# DATA EXTRACT
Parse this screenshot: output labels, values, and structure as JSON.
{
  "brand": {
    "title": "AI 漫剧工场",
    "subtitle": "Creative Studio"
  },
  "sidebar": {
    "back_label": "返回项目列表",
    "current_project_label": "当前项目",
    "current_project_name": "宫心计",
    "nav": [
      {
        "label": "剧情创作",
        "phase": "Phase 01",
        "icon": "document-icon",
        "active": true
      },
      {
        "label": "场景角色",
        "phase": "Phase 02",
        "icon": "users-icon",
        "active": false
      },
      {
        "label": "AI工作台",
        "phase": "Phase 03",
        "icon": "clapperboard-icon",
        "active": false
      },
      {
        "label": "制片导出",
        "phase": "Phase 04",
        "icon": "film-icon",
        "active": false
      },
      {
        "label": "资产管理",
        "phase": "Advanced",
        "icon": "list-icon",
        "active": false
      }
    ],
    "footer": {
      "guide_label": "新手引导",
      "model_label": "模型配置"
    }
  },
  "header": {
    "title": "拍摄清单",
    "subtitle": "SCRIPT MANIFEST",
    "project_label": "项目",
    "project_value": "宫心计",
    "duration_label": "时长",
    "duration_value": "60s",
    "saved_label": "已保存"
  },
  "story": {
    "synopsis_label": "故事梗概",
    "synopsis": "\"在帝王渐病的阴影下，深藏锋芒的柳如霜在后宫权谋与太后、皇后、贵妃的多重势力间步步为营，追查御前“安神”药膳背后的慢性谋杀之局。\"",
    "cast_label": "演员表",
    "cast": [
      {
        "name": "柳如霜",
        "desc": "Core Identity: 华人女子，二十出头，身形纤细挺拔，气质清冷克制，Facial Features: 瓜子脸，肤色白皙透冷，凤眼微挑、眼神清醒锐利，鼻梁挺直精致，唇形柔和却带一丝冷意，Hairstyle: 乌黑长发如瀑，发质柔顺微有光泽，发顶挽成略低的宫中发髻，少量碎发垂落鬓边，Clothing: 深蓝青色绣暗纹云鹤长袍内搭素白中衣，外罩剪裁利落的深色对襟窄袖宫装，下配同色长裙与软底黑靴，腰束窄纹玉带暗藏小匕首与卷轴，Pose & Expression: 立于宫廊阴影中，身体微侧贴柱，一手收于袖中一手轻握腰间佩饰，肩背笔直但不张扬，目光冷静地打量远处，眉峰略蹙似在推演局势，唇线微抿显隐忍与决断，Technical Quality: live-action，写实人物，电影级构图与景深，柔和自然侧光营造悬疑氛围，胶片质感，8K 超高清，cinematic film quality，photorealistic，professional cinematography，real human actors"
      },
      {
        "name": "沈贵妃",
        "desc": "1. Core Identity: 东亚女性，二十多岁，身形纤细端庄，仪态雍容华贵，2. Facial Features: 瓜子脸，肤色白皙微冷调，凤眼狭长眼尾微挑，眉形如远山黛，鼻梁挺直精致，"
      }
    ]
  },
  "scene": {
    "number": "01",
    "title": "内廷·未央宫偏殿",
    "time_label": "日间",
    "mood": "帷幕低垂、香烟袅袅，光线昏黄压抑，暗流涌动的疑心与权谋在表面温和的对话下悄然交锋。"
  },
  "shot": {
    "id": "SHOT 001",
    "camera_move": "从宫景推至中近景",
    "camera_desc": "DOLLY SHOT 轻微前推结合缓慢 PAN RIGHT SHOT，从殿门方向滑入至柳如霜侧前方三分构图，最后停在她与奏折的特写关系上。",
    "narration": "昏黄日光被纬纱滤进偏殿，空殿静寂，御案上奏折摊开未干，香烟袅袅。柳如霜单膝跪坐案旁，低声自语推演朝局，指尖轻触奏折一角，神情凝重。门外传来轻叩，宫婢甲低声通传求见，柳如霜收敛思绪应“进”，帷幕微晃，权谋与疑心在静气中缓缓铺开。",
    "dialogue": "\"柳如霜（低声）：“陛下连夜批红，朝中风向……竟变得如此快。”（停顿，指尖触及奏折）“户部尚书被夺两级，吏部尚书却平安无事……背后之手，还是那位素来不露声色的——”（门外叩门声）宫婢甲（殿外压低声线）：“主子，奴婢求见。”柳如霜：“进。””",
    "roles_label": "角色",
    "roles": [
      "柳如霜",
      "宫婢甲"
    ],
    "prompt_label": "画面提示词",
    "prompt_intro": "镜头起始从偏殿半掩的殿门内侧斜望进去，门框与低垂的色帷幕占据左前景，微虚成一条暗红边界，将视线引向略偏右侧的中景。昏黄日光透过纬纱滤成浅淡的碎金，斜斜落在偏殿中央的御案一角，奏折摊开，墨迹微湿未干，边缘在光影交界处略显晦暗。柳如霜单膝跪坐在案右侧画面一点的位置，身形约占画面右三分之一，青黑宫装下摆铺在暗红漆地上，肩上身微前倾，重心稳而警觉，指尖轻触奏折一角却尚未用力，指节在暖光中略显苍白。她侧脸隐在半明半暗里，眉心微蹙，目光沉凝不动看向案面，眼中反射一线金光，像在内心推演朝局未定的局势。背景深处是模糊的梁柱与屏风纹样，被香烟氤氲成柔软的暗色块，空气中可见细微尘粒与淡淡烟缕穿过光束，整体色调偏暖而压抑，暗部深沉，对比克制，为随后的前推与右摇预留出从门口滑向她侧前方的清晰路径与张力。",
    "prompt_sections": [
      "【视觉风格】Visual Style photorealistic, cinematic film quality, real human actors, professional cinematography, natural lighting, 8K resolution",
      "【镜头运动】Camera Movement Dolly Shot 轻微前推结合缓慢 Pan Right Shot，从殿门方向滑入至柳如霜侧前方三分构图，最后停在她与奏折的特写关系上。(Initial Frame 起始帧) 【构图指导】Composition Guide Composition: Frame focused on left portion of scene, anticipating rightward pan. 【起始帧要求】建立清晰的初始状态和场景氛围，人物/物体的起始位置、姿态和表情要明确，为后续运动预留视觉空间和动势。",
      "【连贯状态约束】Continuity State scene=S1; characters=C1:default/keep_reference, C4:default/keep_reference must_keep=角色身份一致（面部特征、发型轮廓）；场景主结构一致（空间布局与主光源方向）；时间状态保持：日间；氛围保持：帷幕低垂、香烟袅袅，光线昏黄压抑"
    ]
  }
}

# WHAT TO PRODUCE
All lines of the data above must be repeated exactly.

# RESULT FOR THIS EXERCISE
Parse this screenshot: output labels, values, and structure as JSON.
{
  "brand": {
    "title": "AI 漫剧工场",
    "subtitle": "Creative Studio"
  },
  "sidebar": {
    "back_label": "返回项目列表",
    "current_project_label": "当前项目",
    "current_project_name": "宫心计",
    "nav": [
      {
        "label": "剧情创作",
        "phase": "Phase 01",
        "icon": "document-icon",
        "active": true
      },
      {
        "label": "场景角色",
        "phase": "Phase 02",
        "icon": "users-icon",
        "active": false
      },
      {
        "label": "AI工作台",
        "phase": "Phase 03",
        "icon": "clapperboard-icon",
        "active": false
      },
      {
        "label": "制片导出",
        "phase": "Phase 04",
        "icon": "film-icon",
        "active": false
      },
      {
        "label": "资产管理",
        "phase": "Advanced",
        "icon": "list-icon",
        "active": false
      }
    ],
    "footer": {
      "guide_label": "新手引导",
      "model_label": "模型配置"
    }
  },
  "header": {
    "title": "拍摄清单",
    "subtitle": "SCRIPT MANIFEST",
    "project_label": "项目",
    "project_value": "宫心计",
    "duration_label": "时长",
    "duration_value": "60s",
    "saved_label": "已保存"
  },
  "story": {
    "synopsis_label": "故事梗概",
    "synopsis": "\"在帝王渐病的阴影下，深藏锋芒的柳如霜在后宫权谋与太后、皇后、贵妃的多重势力间步步为营，追查御前“安神”药膳背后的慢性谋杀之局。\"",
    "cast_label": "演员表",
    "cast": [
      {
        "name": "柳如霜",
        "desc": "Core Identity: 华人女子，二十出头，身形纤细挺拔，气质清冷克制，Facial Features: 瓜子脸，肤色白皙透冷，凤眼微挑、眼神清醒锐利，鼻梁挺直精致，唇形柔和却带一丝冷意，Hairstyle: 乌黑长发如瀑，发质柔顺微有光泽，发顶挽成略低的宫中发髻，少量碎发垂落鬓边，Clothing: 深蓝青色绣暗纹云鹤长袍内搭素白中衣，外罩剪裁利落的深色对襟窄袖宫装，下配同色长裙与软底黑靴，腰束窄纹玉带暗藏小匕首与卷轴，Pose & Expression: 立于宫廊阴影中，身体微侧贴柱，一手收于袖中一手轻握腰间佩饰，肩背笔直但不张扬，目光冷静地打量远处，眉峰略蹙似在推演局势，唇线微抿显隐忍与决断，Technical Quality: live-action，写实人物，电影级构图与景深，柔和自然侧光营造悬疑氛围，胶片质感，8K 超高清，cinematic film quality，photorealistic，professional cinematography，real human actors"
      },
      {
        "name": "沈贵妃",
        "desc": "1. Core Identity: 东亚女性，二十多岁，身形纤细端庄，仪态雍容华贵，2. Facial Features: 瓜子脸，肤色白皙微冷调，凤眼狭长眼尾微挑，眉形如远山黛，鼻梁挺直精致，"
      }
    ]
  },
  "scene": {
    "number": "01",
    "title": "内廷·未央宫偏殿",
    "time_label": "日间",
    "mood": "帷幕低垂、香烟袅袅，光线昏黄压抑，暗流涌动的疑心与权谋在表面温和的对话下悄然交锋。"
  },
  "shot": {
    "id": "SHOT 001",
    "camera_move": "从宫景推至中近景",
    "camera_desc": "DOLLY SHOT 轻微前推结合缓慢 PAN RIGHT SHOT，从殿门方向滑入至柳如霜侧前方三分构图，最后停在她与奏折的特写关系上。",
    "narration": "昏黄日光被纬纱滤进偏殿，空殿静寂，御案上奏折摊开未干，香烟袅袅。柳如霜单膝跪坐案旁，低声自语推演朝局，指尖轻触奏折一角，神情凝重。门外传来轻叩，宫婢甲低声通传求见，柳如霜收敛思绪应“进”，帷幕微晃，权谋与疑心在静气中缓缓铺开。",
    "dialogue": "\"柳如霜（低声）：“陛下连夜批红，朝中风向……竟变得如此快。”（停顿，指尖触及奏折）“户部尚书被夺两级，吏部尚书却平安无事……背后之手，还是那位素来不露声色的——”（门外叩门声）宫婢甲（殿外压低声线）：“主子，奴婢求见。”柳如霜：“进。””",
    "roles_label": "角色",
    "roles": [
      "柳如霜",
      "宫婢甲"
    ],
    "prompt_label": "画面提示词",
    "prompt_intro": "镜头起始从偏殿半掩的殿门内侧斜望进去，门框与低垂的色帷幕占据左前景，微虚成一条暗红边界，将视线引向略偏右侧的中景。昏黄日光透过纬纱滤成浅淡的碎金，斜斜落在偏殿中央的御案一角，奏折摊开，墨迹微湿未干，边缘在光影交界处略显晦暗。柳如霜单膝跪坐在案右侧画面一点的位置，身形约占画面右三分之一，青黑宫装下摆铺在暗红漆地上，肩上身微前倾，重心稳而警觉，指尖轻触奏折一角却尚未用力，指节在暖光中略显苍白。她侧脸隐在半明半暗里，眉心微蹙，目光沉凝不动看向案面，眼中反射一线金光，像在内心推演朝局未定的局势。背景深处是模糊的梁柱与屏风纹样，被香烟氤氲成柔软的暗色块，空气中可见细微尘粒与淡淡烟缕穿过光束，整体色调偏暖而压抑，暗部深沉，对比克制，为随后的前推与右摇预留出从门口滑向她侧前方的清晰路径与张力。",
    "prompt_sections": [
      "【视觉风格】Visual Style photorealistic, cinematic film quality, real human actors, professional cinematography, natural lighting, 8K resolution",
      "【镜头运动】Camera Movement Dolly Shot 轻微前推结合缓慢 Pan Right Shot，从殿门方向滑入至柳如霜侧前方三分构图，最后停在她与奏折的特写关系上。(Initial Frame 起始帧) 【构图指导】Composition Guide Composition: Frame focused on left portion of scene, anticipating rightward pan. 【起始帧要求】建立清晰的初始状态和场景氛围，人物/物体的起始位置、姿态和表情要明确，为后续运动预留视觉空间和动势。",
      "【连贯状态约束】Continuity State scene=S1; characters=C1:default/keep_reference, C4:default/keep_reference must_keep=角色身份一致（面部特征、发型轮廓）；场景主结构一致（空间布局与主光源方向）；时间状态保持：日间；氛围保持：帷幕低垂、香烟袅袅，光线昏黄压抑"
    ]
  }
}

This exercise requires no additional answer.